Protected area status[edit]

Due to its "regional geological significance" the full extent of the lake was proclaimed as the Lake Frome Regional Reserve in 1991.[8]

On 26 November 2021, the reserve's status was upgraded to a national park in recognition of its significance as a large salt lake, becoming Lake Frome National Park and giving it the same status as other large salt lakes such as Kati Thanda-Lake Eyre, Lake Torrens and Lake Gairdner.[9][10]

See also[edit]
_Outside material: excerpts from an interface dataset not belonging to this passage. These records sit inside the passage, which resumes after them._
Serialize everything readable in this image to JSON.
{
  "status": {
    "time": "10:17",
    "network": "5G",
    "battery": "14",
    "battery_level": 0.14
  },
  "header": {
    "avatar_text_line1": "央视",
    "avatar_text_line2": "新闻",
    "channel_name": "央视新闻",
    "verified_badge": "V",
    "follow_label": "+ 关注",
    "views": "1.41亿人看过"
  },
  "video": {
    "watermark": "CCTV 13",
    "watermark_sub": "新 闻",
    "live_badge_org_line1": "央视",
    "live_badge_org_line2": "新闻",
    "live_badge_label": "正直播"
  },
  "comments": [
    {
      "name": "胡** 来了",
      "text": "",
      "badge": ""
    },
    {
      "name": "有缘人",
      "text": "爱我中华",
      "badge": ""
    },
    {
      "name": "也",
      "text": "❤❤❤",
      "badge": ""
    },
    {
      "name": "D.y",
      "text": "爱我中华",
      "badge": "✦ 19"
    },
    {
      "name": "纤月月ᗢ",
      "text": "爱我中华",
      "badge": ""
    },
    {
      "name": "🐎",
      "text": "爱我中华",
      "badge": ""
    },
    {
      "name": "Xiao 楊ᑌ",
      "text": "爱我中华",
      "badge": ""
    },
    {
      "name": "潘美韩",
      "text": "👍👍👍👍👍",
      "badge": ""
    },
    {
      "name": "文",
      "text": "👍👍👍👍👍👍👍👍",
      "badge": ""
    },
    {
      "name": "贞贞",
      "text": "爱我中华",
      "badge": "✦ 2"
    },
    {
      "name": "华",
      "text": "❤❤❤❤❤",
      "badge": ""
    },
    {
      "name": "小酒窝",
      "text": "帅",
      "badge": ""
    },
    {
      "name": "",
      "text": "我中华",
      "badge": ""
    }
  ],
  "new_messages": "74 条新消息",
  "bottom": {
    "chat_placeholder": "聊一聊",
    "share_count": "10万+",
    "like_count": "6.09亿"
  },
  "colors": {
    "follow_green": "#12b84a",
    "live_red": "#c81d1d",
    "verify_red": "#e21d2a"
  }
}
  1. ^ "Search result for "Munda (Lake)" (Record no SA0038645) with the following layers selected - "Suburbs and Localities" and " Place names (gazetteer)"". Property Location Browser. Government of South Australia. Archived from the original on 12 October 2016. Retrieved 5 October 2016.
  2. ^ a b "Lake Frome, Australia - 2508.030sq km - Facts, Map". Retrieved 30 September 2017.
  3. ^ "Geographical Names Act 1991 (69)" (PDF). South Australian Government Gazette. Government of South Australia. 5 August 2004. p. 2749. Retrieved 19 May 2021.
  4. ^ Cohen, et al. "Continental aridification and the vanishing of Australia’s megalakes" Geological Society of America, 2011
  5. ^ "A Review of Lake Frome and Strzelecki Regional Reserves 1991 – 2001" (PDF). Archived from the original (PDF) on 28 July 2008. Department for Environment and Heritage, Adelaide, South Australia, July 2002
  6. ^ Department for Environment and Heritage. Information Sheet Archived 26 October 2009 at the Wayback Machine
  7. ^ "OPERATION BOUNCE BACK (Transcript of interview with Vulkathunha-Gammon Ranges National Park ranger Kristian Coulthard on ABC-TV, broadcast 6.30pm on 02/06/2003)". Archived from the original on 25 December 2003. Retrieved 5 October 2016.
  8. ^ "Regional reserves". Department of Environment Water and Natural Resources. Retrieved 31 March 2014.
  9. ^ Speirs, David (26 November 2021). "SA now home to Australia's biggest national park". Premier of South Australia. Retrieved 19 December 2021. CC-BY icon.svg Text may have been copied from this source, which is available under a Attribution 3.0 Australia (CC BY 3.0 AU) licence.
  10. ^ Gooch, Declan (26 November 2021). "Australia's biggest national park declared in South Australia's far north". ABC News. Australian Broadcasting Corporation. Retrieved 19 December 2021.